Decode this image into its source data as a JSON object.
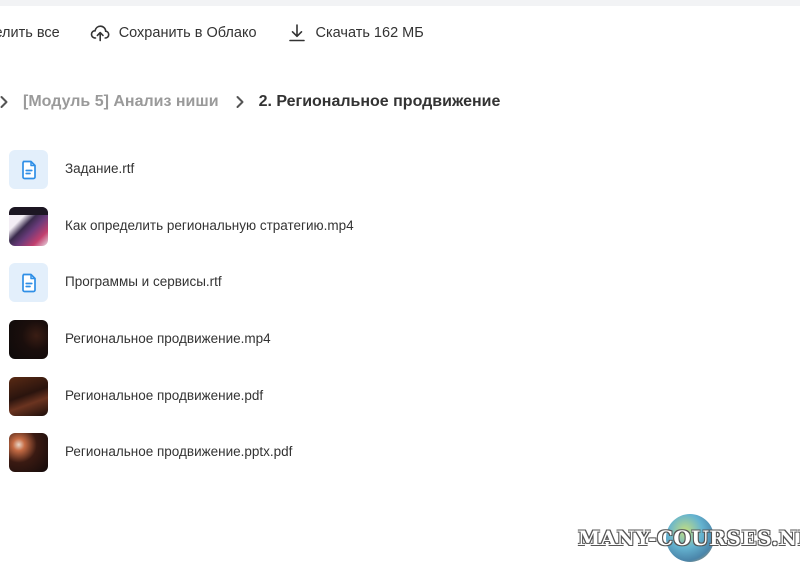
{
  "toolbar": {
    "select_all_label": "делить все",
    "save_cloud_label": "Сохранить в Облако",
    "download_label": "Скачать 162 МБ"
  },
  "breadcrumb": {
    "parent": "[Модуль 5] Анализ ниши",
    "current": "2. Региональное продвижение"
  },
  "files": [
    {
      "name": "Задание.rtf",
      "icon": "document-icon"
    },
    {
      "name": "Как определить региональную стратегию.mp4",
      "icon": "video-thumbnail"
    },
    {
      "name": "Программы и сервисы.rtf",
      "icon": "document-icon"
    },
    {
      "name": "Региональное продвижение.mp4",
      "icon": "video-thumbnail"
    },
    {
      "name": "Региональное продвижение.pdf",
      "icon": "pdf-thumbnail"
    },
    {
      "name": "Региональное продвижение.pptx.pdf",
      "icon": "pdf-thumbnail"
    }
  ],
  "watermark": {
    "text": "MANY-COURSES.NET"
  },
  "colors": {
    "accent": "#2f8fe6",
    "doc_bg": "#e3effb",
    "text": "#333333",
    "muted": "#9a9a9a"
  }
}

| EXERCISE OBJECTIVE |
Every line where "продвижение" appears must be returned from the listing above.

| YOUR SOLUTION |
    "current": "2. Региональное продвижение"
      "name": "Региональное продвижение.mp4",
      "name": "Региональное продвижение.pdf",
      "name": "Региональное продвижение.pptx.pdf",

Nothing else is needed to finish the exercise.